■ **Data provided**
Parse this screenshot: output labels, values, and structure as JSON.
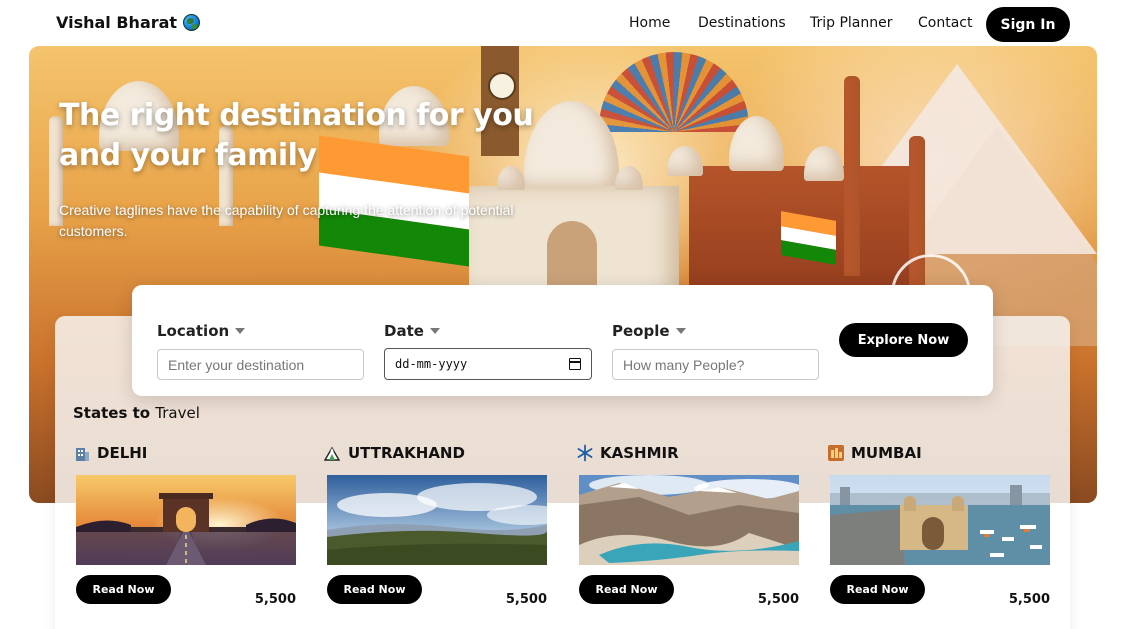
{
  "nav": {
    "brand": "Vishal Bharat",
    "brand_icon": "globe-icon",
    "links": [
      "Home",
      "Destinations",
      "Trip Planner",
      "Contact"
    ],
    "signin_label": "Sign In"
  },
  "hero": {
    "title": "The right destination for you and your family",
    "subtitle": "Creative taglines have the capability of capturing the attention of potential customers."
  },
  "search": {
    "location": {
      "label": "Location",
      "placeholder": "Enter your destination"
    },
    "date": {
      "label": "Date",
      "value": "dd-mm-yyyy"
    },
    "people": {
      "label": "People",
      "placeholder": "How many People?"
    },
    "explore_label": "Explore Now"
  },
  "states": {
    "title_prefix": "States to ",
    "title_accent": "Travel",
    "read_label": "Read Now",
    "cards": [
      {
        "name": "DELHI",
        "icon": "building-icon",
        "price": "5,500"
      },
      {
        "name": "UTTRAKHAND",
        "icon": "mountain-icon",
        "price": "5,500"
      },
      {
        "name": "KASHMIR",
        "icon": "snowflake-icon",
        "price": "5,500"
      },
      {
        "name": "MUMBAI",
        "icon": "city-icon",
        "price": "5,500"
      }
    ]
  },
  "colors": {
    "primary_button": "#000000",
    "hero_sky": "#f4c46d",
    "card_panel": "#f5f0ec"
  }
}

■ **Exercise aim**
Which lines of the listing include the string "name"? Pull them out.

■ **Response**
        "name": "DELHI",
        "name": "UTTRAKHAND",
        "name": "KASHMIR",
        "name": "MUMBAI",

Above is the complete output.